I haven't gone "all the way" and used 100% whole wheat flour in it yet; I guess I'm nervous that we won't like it and I'll have wasted $4 worth of bread ingredients. So I'm still slowly adding more whole wheat and less ultra-processed white to the mix. As of today, I was at 6 cups of wheat to 2 cups of white -- 75%! And it's still absolutely scrumptious! My next batch will probably only contain 1 cup of white flour, and we'll see how that goes. At any rate, I'm pleased with the outcome so far.

So here you are....drumroll, please.....The Bread Recipe:

Mostly Whole Wheat Bread

2 tsp. yeast
1/2 c. hot water
1 T. sugar
1 beaten egg
1/4 c. melted butter, still warm
2 c. hot water + 1/2 c. milk
1 1/2 tsp. salt
1/2 c. sugar (or 1/2 c. honey)
6 c. King Arthur’s organic whole wheat flour
2 c. King Arthur’s organic white flour

  1. Mix yeast, 1/2 c. water, and 1 T. sugar in a glass bowl and let sit for about 10 min. or until foamy, while you mix the other wet ingredients.
  2. Mix together egg, butter, water, salt, and sugar; add the yeast water. Add the flours and blend well.
  3. Let rest for 10 min. Knead on a flat surface (or in a KitchenAid stand mixer with a dough hook) until smooth and elastic, about 10 min.
  4. Place into a greased bowl and turn over. Cover w/ a damp towel and let rise in a warm place for 1-2 hours, or until just doubled in size. (I put it in a slightly warm oven that has been turned off.)
  5. Punch the dough and place it on a flat surface. Knead again for a minute or two.
  6. Roll out the dough with a pin or your hand until about 1” thick. Fold the sides up, then fold the ends up to form a loaf pan shape. Place in 2 greased pans, sprinkle w/oats and cover with damp towels. Let rise another 45-60 min., or until almost doubled in size (again, in a barely warm oven).
  7. With the bread still in it, turn the oven heat to 400 degrees. After 15 min., reduce heat to 375 degrees, rotate the pans, and bake 20-25 minutes longer. Test for doneness by removing from pan and knocking on the bottom; if a hollow sound emerges, the bread is done. Let cool completely on a wire rack before storing. (I refrigerate one loaf, and freeze the other.)
Good luck!
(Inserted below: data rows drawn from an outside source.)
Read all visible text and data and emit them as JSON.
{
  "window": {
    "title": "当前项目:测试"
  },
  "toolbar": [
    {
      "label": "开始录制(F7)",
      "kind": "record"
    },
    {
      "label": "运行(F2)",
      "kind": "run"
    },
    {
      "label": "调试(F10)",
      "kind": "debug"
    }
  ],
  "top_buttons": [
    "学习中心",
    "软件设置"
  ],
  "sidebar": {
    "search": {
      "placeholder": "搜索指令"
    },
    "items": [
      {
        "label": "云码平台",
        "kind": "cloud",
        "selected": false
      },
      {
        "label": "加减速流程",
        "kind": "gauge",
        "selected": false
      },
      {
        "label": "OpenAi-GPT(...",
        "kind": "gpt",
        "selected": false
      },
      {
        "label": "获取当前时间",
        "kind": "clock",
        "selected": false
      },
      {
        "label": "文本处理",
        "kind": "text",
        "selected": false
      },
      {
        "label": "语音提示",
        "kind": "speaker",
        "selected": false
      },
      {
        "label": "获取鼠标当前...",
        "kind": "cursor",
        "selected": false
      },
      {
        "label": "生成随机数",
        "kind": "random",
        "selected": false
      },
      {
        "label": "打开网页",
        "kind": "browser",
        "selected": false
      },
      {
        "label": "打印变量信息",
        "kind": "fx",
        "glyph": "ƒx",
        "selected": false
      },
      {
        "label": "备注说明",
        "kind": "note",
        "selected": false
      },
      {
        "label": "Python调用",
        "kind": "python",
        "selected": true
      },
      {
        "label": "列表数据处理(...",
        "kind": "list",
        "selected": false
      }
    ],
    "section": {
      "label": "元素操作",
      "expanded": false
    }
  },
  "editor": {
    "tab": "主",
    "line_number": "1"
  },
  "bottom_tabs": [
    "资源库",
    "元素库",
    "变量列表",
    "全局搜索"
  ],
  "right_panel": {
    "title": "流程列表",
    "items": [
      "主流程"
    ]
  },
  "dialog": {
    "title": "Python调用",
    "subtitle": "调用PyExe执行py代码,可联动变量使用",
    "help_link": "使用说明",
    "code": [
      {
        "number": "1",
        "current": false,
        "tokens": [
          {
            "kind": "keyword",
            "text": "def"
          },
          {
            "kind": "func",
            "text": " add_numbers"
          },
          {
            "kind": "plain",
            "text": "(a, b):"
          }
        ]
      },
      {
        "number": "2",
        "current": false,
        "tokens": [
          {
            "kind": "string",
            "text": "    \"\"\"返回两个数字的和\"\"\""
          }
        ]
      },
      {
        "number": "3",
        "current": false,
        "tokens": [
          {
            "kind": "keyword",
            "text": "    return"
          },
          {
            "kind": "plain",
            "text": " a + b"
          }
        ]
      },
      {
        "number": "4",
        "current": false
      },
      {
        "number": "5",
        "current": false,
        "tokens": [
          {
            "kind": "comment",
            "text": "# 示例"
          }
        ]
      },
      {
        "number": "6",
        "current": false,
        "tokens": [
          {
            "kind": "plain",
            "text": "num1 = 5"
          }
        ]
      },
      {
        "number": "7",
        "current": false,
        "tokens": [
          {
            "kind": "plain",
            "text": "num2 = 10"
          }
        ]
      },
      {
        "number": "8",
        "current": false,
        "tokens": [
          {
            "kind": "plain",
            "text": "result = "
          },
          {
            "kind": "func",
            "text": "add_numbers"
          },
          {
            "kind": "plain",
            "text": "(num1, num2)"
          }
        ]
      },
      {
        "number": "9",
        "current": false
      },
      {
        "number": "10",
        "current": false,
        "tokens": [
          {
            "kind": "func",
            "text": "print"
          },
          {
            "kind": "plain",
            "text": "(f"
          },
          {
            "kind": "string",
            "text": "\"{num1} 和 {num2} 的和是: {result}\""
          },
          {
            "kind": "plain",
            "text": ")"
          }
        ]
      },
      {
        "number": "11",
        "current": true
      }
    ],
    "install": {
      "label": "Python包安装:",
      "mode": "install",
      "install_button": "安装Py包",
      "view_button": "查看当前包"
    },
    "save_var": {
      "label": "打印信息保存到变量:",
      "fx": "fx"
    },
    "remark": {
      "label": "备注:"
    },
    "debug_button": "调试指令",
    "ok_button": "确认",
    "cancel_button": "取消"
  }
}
Tuesday, March 17, 2009

What the Bugger-Boo is NOT doing right now

This picture is taken from a week or two ago and is the opposite of what transpired today during nap time. Instead, this is the wide-awake face that greeted me following this afternoon's nap time:
Sigh....What's a mother to do?

First post

Should this be our new blog home?

Friday, March 06, 2009

RIP, Audrey

176,141 and 4,872.

That's the number of miles our old 1996 Pon
tiac Sunfire clocked and the number of days she "lived" before she passed away yesterday on a routine shopping trip to Walmart.

"Audrey," as I affectionately called her (in remembrance of Audrey Hepburn), was a sleek, dependable, low-maintenance coupe that we acquired 6 1/2 years ago for a very reasonable price from Eric's brother Rob, who bought her brand-spankin' new on November 3rd of 1995. She lived a full, mostly well-cared for life (modulo the many years she sat outside in th
e wintery driveways of both of her owners), and died quickly and painlessly at a stoplight, never to run again.

(Note: She probably could run again; we just don't want to pay more than twice her worth to fix her when we were planning on selling her anyway.)

So, alas, she will spend the rest of her days in various pieces in a
junkyard, and we will go on living without her....which is what our plans were in the first place! We were kinda hoping to get a couple hundred bucks out of her before this happened, but oh well! We're thankful for the many years and miles she's given us and will always think of her fondly.

R.I.P., Audrey.
Eric and I sitting in the car together for the last time. The purple flowers and Hebrew character necklace that used to grace the rearview mirror were also celebrating with us and will be put away in a memory box.